Mert Bahadir Reisoglu
Koc University - Department of Comparative Literature
Ashworth, William. “Natural History and the Emblematic World View.” Reappraisals of Scientific Revolutions, ed. David Lindberg and Robert Westman. Cambridge, 1993, 303-332.
Bredekamp, Horst. The Love of Antiquity and the Cult of the Machine: The Kunstkammern and the Evalution of Nature, Art and Technology.
Daston, Lorraine and Katharine Park. Wonders and the Order of Nature 1150-1750. New York: Zone Books, 1998.
Dietz, Bettina. “Mobile Objects: The Space of Shells in Eighteenth-Century France.” The British Journal for the History of Science 39.3: 363-382.
Fontes da Costa, P. “The Culture of Curiosity at The Royal Society in the First Half of the Eighteenth Century.” Notes and Records of the Royal Society of London 56.2: 147-166.
Westerhoff, Jan C. “A World of Signs: Baroque Pansemioticism, the Polyhistor and the Early Modern Wunderkammer.” Journal of the History of Ideas 62.4: 633-650.
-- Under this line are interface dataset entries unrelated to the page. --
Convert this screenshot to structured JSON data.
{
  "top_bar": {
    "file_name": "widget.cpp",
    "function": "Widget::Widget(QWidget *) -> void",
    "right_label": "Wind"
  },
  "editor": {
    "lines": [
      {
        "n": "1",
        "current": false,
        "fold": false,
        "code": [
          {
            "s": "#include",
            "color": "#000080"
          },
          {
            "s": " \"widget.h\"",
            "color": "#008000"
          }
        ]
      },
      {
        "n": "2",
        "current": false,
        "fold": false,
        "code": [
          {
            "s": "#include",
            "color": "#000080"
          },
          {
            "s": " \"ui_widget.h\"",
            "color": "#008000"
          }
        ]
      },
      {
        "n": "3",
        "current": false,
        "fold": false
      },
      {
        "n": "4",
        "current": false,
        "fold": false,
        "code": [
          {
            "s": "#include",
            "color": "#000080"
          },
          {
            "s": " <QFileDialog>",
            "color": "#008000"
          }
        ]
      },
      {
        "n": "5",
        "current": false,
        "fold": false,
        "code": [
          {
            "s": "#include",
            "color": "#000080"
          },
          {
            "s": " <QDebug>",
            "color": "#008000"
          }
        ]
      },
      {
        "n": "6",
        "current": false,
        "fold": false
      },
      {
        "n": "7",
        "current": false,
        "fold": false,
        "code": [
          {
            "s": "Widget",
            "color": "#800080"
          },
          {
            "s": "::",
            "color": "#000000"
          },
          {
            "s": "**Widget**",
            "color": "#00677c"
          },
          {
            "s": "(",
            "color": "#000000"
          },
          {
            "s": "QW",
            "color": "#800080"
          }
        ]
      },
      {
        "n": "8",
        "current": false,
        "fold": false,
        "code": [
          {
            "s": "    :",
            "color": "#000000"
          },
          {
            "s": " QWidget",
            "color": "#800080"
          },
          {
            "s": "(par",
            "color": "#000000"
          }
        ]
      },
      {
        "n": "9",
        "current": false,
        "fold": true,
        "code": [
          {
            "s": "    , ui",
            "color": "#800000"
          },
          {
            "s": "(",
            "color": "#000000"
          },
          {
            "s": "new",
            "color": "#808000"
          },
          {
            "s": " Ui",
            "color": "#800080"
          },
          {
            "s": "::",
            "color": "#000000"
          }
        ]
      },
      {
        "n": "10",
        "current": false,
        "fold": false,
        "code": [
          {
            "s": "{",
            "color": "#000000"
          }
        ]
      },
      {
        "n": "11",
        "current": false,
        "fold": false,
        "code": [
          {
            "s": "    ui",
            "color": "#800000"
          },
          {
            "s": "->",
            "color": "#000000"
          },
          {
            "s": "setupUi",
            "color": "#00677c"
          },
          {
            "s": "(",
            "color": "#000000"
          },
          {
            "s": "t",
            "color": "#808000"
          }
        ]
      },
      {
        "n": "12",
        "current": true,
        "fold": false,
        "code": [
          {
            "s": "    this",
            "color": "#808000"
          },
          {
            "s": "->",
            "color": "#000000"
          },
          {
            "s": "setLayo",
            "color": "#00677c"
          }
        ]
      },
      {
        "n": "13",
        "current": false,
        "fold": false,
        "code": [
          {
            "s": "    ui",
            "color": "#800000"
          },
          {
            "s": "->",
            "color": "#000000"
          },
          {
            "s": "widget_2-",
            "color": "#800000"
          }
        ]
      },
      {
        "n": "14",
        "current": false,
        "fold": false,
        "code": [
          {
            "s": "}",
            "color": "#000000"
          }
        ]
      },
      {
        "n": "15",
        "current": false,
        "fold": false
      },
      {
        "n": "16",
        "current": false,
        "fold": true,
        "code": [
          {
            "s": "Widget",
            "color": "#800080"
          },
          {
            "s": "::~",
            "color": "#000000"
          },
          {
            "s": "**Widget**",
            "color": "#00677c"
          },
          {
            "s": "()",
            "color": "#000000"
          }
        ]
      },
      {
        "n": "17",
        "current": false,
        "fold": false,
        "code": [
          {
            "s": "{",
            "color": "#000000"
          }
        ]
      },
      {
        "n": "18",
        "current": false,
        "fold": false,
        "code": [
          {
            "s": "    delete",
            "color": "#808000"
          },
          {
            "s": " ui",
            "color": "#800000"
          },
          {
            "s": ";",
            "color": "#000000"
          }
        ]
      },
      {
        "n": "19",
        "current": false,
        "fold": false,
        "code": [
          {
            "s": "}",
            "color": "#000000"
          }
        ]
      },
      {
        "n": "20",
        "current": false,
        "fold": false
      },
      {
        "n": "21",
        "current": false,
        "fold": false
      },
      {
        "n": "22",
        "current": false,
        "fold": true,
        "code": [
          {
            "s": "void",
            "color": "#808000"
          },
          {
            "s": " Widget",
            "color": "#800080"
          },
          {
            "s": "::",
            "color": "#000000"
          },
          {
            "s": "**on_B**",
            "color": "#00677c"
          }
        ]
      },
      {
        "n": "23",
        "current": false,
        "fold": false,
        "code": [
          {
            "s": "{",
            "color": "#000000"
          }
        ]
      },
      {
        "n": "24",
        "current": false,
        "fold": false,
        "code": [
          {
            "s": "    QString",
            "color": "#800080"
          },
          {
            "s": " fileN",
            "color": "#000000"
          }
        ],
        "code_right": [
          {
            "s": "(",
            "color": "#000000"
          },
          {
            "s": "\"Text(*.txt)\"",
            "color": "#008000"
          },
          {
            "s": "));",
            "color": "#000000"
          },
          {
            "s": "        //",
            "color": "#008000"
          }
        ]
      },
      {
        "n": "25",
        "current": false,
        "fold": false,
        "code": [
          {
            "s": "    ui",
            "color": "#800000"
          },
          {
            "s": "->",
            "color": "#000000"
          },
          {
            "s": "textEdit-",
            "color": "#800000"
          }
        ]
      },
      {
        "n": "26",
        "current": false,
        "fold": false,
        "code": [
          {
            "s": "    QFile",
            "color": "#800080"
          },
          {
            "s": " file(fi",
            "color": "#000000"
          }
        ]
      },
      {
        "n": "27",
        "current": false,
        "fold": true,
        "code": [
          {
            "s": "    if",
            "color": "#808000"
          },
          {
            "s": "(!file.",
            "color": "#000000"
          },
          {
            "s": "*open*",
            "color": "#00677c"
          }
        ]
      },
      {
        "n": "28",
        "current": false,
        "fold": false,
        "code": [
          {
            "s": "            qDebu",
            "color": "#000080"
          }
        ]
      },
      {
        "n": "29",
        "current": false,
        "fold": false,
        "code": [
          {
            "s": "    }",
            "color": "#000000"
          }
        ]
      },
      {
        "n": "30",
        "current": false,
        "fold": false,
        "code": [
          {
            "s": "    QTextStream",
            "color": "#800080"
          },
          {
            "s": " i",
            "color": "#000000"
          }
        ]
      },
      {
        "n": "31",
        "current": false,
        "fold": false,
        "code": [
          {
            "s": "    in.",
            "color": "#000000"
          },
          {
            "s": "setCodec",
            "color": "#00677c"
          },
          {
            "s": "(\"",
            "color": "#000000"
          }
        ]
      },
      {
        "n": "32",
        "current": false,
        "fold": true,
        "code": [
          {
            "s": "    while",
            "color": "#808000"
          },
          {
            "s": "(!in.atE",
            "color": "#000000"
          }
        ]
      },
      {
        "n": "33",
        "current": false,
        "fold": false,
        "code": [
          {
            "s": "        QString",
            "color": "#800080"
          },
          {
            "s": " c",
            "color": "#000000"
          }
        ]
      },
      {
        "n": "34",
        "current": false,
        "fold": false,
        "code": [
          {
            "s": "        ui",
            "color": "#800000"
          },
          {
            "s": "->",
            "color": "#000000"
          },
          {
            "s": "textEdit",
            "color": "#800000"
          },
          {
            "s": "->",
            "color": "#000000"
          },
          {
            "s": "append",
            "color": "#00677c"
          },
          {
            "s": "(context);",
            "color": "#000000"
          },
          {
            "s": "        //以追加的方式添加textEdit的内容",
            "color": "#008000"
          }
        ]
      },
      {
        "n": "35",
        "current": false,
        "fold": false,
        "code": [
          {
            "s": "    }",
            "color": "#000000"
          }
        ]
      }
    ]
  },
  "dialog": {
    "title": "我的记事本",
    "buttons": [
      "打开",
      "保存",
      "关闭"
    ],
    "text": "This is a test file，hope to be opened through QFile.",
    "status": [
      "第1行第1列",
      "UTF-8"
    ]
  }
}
Zytaruk, Maria. “Cabinets of Curiosities and the Organization of Knowledge.” University of Toronto Quarterly, 80.1: 1-23.